Former International Olympic Committee director Juan Antonio Samaranch passed away today at the age of 89. While Samaranch's tenure unquestionably transformed the Olympics into the multibillion-dollar global enterprise it is today and expanded participation among developing countries and women, the former Franco-regime official also left the games with a reputation corruption that will be hard to reverse.

Here's an excerpt on Samaranch from Olympic historian John Hoberman's "Think Again: Olympics" in the July/August 2008 issue of FP:

The corruption was never worse than when Juan Antonio Samaranch, an unreconstructed Spanish fascist, was president of the IOC from 1980 to 2001. Samaranch brought with him from Franco's Spain an authoritarian style that facilitated the bribery of IOC members, destroyed any chance of curbing doping, and appointed a generation of committee members who never dared to oppose him.

Samaranch, who insisted on being called "Excellency," filled the IOC with such characters as South Korean intelligence operative Kim Un Yong and Indonesian timber magnate Bob Hasan. Both have served prison time for corruption. Then there's Lee Kun Hee, the chairman of Samsung Electronics (convicted of bribery in 1996) and Francis Nyangweso, once the military commander in chief for Ugandan dictator Idi Amin in the 1970s. Nyangweso remains on the IOC board to this day. Why this rogues' gallery was recruited into a "peace" and "human rights" organization remains a mystery.
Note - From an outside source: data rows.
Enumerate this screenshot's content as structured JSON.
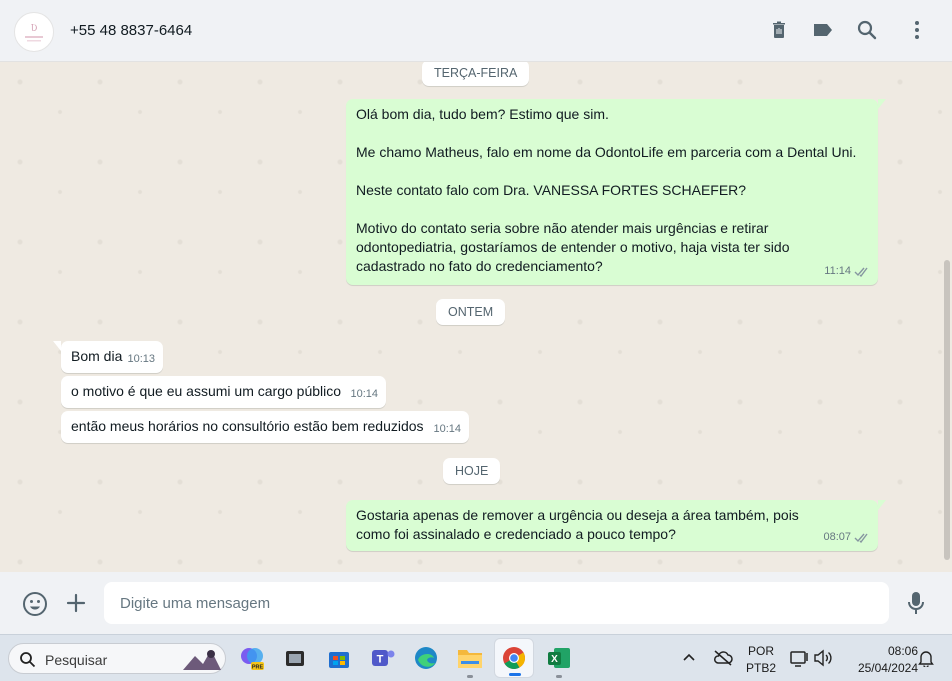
{
  "header": {
    "contact": "+55 48 8837-6464",
    "avatar_icon": "clinic-logo-icon",
    "icons": [
      "delete-icon",
      "label-icon",
      "search-icon",
      "menu-icon"
    ]
  },
  "chat": {
    "date_1": "TERÇA-FEIRA",
    "msg_out_1": {
      "lines": [
        "Olá bom dia, tudo bem? Estimo que sim.",
        "Me chamo Matheus, falo em nome da OdontoLife em parceria com a Dental Uni.",
        "Neste contato falo com Dra. VANESSA FORTES SCHAEFER?",
        "Motivo do contato seria sobre não atender mais urgências e retirar odontopediatria, gostaríamos de entender o motivo, haja vista ter sido cadastrado no fato do credenciamento?"
      ],
      "time": "11:14"
    },
    "date_2": "ONTEM",
    "msg_in_1": {
      "text": "Bom dia",
      "time": "10:13"
    },
    "msg_in_2": {
      "text": "o motivo é que eu assumi um cargo público",
      "time": "10:14"
    },
    "msg_in_3": {
      "text": "então meus horários no consultório estão bem reduzidos",
      "time": "10:14"
    },
    "date_3": "HOJE",
    "msg_out_2": {
      "text": "Gostaria apenas de remover a urgência ou deseja a área também, pois como foi assinalado e credenciado a pouco tempo?",
      "time": "08:07"
    }
  },
  "composer": {
    "placeholder": "Digite uma mensagem",
    "icons": [
      "emoji-icon",
      "plus-icon",
      "microphone-icon"
    ]
  },
  "taskbar": {
    "search_label": "Pesquisar",
    "lang_line1": "POR",
    "lang_line2": "PTB2",
    "time": "08:06",
    "date": "25/04/2024"
  },
  "colors": {
    "outgoing_bubble": "#d9fdd3",
    "incoming_bubble": "#ffffff",
    "chat_bg": "#efeae2",
    "read_tick": "#8696a0"
  }
}
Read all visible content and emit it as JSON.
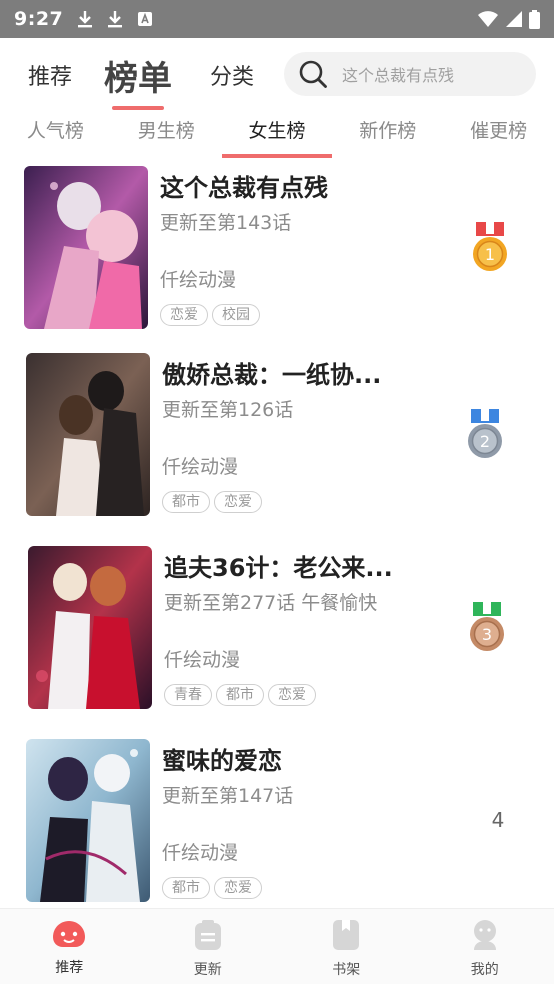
{
  "status_bar": {
    "time": "9:27"
  },
  "top_nav": {
    "tabs": [
      {
        "label": "推荐"
      },
      {
        "label": "榜单"
      },
      {
        "label": "分类"
      }
    ],
    "search_placeholder": "这个总裁有点残",
    "accent_color": "#ef6c6c"
  },
  "sub_tabs": [
    {
      "label": "人气榜"
    },
    {
      "label": "男生榜"
    },
    {
      "label": "女生榜"
    },
    {
      "label": "新作榜"
    },
    {
      "label": "催更榜"
    }
  ],
  "comics": [
    {
      "title": "这个总裁有点残",
      "update": "更新至第143话",
      "author": "仟绘动漫",
      "tags": [
        "恋爱",
        "校园"
      ],
      "rank": "1",
      "rank_icon": "gold-medal-icon"
    },
    {
      "title": "傲娇总裁：一纸协...",
      "update": "更新至第126话",
      "author": "仟绘动漫",
      "tags": [
        "都市",
        "恋爱"
      ],
      "rank": "2",
      "rank_icon": "silver-medal-icon"
    },
    {
      "title": "追夫36计：老公来...",
      "update": "更新至第277话 午餐愉快",
      "author": "仟绘动漫",
      "tags": [
        "青春",
        "都市",
        "恋爱"
      ],
      "rank": "3",
      "rank_icon": "bronze-medal-icon"
    },
    {
      "title": "蜜味的爱恋",
      "update": "更新至第147话",
      "author": "仟绘动漫",
      "tags": [
        "都市",
        "恋爱"
      ],
      "rank": "4",
      "rank_icon": ""
    }
  ],
  "bottom_nav": [
    {
      "label": "推荐",
      "icon": "recommend-icon"
    },
    {
      "label": "更新",
      "icon": "update-icon"
    },
    {
      "label": "书架",
      "icon": "bookshelf-icon"
    },
    {
      "label": "我的",
      "icon": "profile-icon"
    }
  ]
}
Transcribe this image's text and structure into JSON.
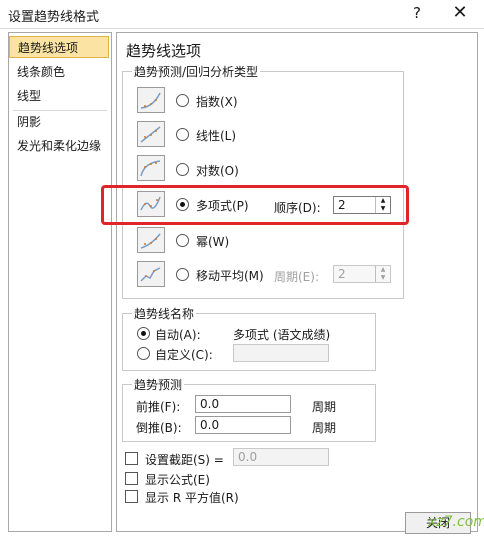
{
  "window": {
    "title": "设置趋势线格式",
    "help_glyph": "?",
    "close_glyph": "✕"
  },
  "sidebar": {
    "items": [
      {
        "label": "趋势线选项",
        "active": true
      },
      {
        "label": "线条颜色",
        "active": false
      },
      {
        "label": "线型",
        "active": false
      },
      {
        "label": "阴影",
        "active": false
      },
      {
        "label": "发光和柔化边缘",
        "active": false
      }
    ]
  },
  "panel": {
    "heading": "趋势线选项",
    "type_group": {
      "label": "趋势预测/回归分析类型",
      "options": [
        {
          "label": "指数(X)",
          "icon": "exponential-trendline-icon",
          "checked": false
        },
        {
          "label": "线性(L)",
          "icon": "linear-trendline-icon",
          "checked": false
        },
        {
          "label": "对数(O)",
          "icon": "logarithmic-trendline-icon",
          "checked": false
        },
        {
          "label": "多项式(P)",
          "icon": "polynomial-trendline-icon",
          "checked": true
        },
        {
          "label": "幂(W)",
          "icon": "power-trendline-icon",
          "checked": false
        },
        {
          "label": "移动平均(M)",
          "icon": "moving-average-trendline-icon",
          "checked": false
        }
      ],
      "order": {
        "label": "顺序(D):",
        "value": "2"
      },
      "period": {
        "label": "周期(E):",
        "value": "2",
        "disabled": true
      }
    },
    "name_group": {
      "label": "趋势线名称",
      "auto": {
        "label": "自动(A):",
        "value": "多项式 (语文成绩)",
        "checked": true
      },
      "custom": {
        "label": "自定义(C):",
        "value": "",
        "checked": false
      }
    },
    "forecast_group": {
      "label": "趋势预测",
      "forward": {
        "label": "前推(F):",
        "value": "0.0",
        "unit": "周期"
      },
      "backward": {
        "label": "倒推(B):",
        "value": "0.0",
        "unit": "周期"
      }
    },
    "intercept": {
      "label": "设置截距(S) =",
      "value": "0.0",
      "checked": false
    },
    "display_equation": {
      "label": "显示公式(E)",
      "checked": false
    },
    "display_r2": {
      "label": "显示 R 平方值(R)",
      "checked": false
    }
  },
  "close_button": {
    "label": "关闭"
  },
  "watermark": "xz7.com",
  "colors": {
    "highlight": "#e0242a",
    "active_item": "#fbe4a3"
  }
}
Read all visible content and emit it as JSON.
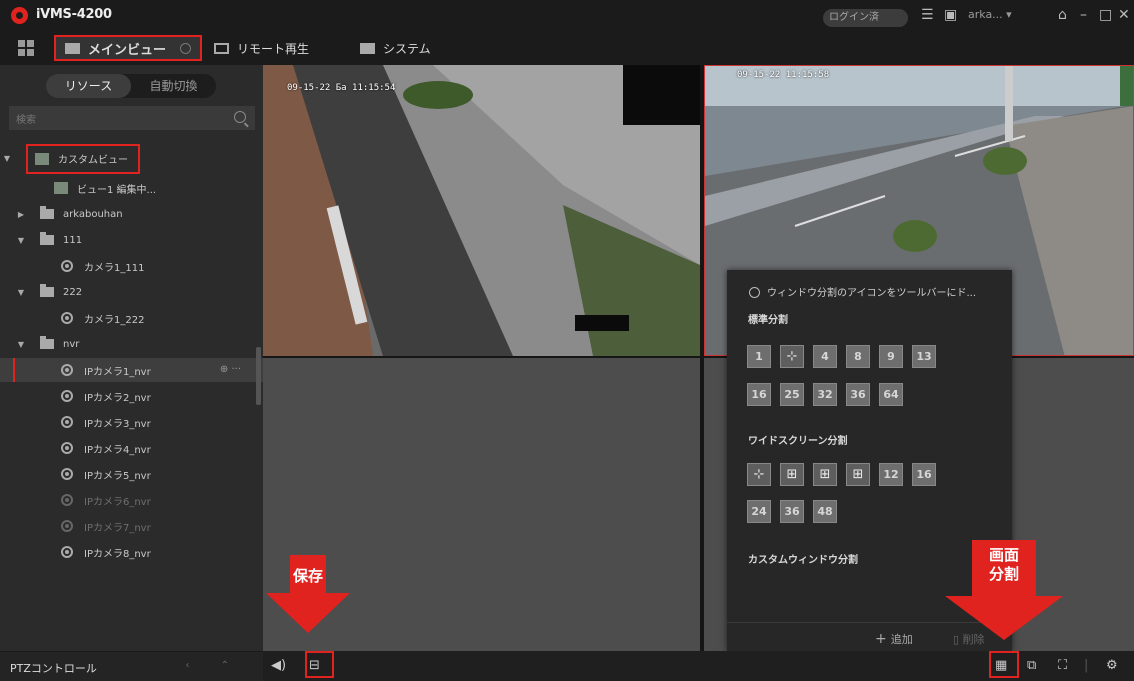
{
  "app": {
    "title": "iVMS-4200"
  },
  "titlebar": {
    "login_status": "ログイン済",
    "user": "arka... ▾",
    "icons": [
      "list-icon",
      "save-icon",
      "lock-icon",
      "minimize-icon",
      "maximize-icon",
      "close-icon"
    ]
  },
  "tabs": {
    "main_view": "メインビュー",
    "remote_playback": "リモート再生",
    "system": "システム"
  },
  "left_panel": {
    "resource_tab": "リソース",
    "auto_switch_tab": "自動切換",
    "search_placeholder": "検索",
    "tree": {
      "custom_view": "カスタムビュー",
      "view1": "ビュー1 編集中...",
      "group_arkabouhan": "arkabouhan",
      "group_111": "111",
      "camera_111": "カメラ1_111",
      "group_222": "222",
      "camera_222": "カメラ1_222",
      "group_nvr": "nvr",
      "ipcam1": "IPカメラ1_nvr",
      "ipcam2": "IPカメラ2_nvr",
      "ipcam3": "IPカメラ3_nvr",
      "ipcam4": "IPカメラ4_nvr",
      "ipcam5": "IPカメラ5_nvr",
      "ipcam6": "IPカメラ6_nvr",
      "ipcam7": "IPカメラ7_nvr",
      "ipcam8": "IPカメラ8_nvr"
    },
    "ptz_label": "PTZコントロール"
  },
  "video": {
    "osd1": "09-15-22 Ба 11:15:54",
    "osd2": "09-15-22 11:15:58"
  },
  "split_popup": {
    "hint": "ウィンドウ分割のアイコンをツールバーにド...",
    "standard_title": "標準分割",
    "standard_row1": [
      "1",
      "⊹",
      "4",
      "8",
      "9",
      "13"
    ],
    "standard_row2": [
      "16",
      "25",
      "32",
      "36",
      "64"
    ],
    "wide_title": "ワイドスクリーン分割",
    "wide_row1": [
      "⊹",
      "⊞",
      "⊞",
      "⊞",
      "12",
      "16"
    ],
    "wide_row2": [
      "24",
      "36",
      "48"
    ],
    "custom_title": "カスタムウィンドウ分割",
    "add": "追加",
    "delete": "削除"
  },
  "annotations": {
    "save": "保存",
    "split_line1": "画面",
    "split_line2": "分割"
  },
  "bottom_bar": {
    "icons": [
      "speaker-icon",
      "save-view-icon",
      "window-split-icon",
      "snapshot-icon",
      "fullscreen-icon",
      "settings-icon"
    ]
  },
  "colors": {
    "accent": "#e0231f",
    "panel": "#2b2b2b",
    "popup": "#272727"
  }
}
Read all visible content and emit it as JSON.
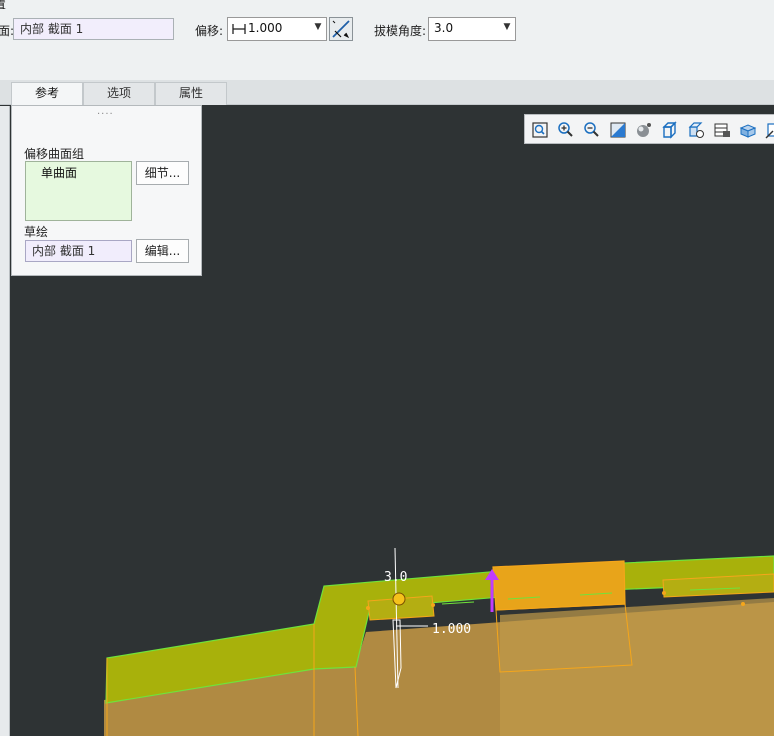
{
  "ribbon": {
    "title_fragment": "置",
    "section_label": "面:",
    "section_value": "内部 截面 1",
    "offset_label": "偏移:",
    "offset_value": "1.000",
    "draft_label": "拔模角度:",
    "draft_value": "3.0"
  },
  "tabs": [
    {
      "label": "参考"
    },
    {
      "label": "选项"
    },
    {
      "label": "属性"
    }
  ],
  "panel": {
    "grip": "....",
    "surface_set_label": "偏移曲面组",
    "surface_item": "单曲面",
    "details_button": "细节...",
    "sketch_label": "草绘",
    "sketch_value": "内部 截面 1",
    "edit_button": "编辑..."
  },
  "toolbar": {
    "icons": [
      "zoom-fit-icon",
      "zoom-in-icon",
      "zoom-out-icon",
      "repaint-icon",
      "appearance-icon",
      "display-style-icon",
      "saved-views-icon",
      "view-manager-icon",
      "perspective-icon",
      "annotation-icon"
    ]
  },
  "viewport": {
    "draft_dim_text": "3.0",
    "offset_dim_text": "1.000",
    "colors": {
      "background": "#2e3334",
      "preview_surface": "#a8b10b",
      "edge": "#6fe33b",
      "feature_highlight": "#f5a61b",
      "solid": "#b38a3c",
      "direction_arrow": "#c03cff"
    }
  }
}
In fairness, one improvement in the way the IOC operates should be acknowledged. After the 1999 bribery scandal in which IOC members were paid off to support Salt Lake City's bid for the 2002 Winter Games, the IOC established a technical committee comprising a small number of vetted members to oversee the host city selection process, thereby reducing the risk of bribes to less trustworthy colleagues. The one topic this committee will not address, however, is whether staging the games in a repressive society might be a bad idea. Last year, the IOC rewarded Russia's pseudo-democracy with the 2014 Winter Games. When protesters showed up during the IOC's visit there in April, they were beaten by police.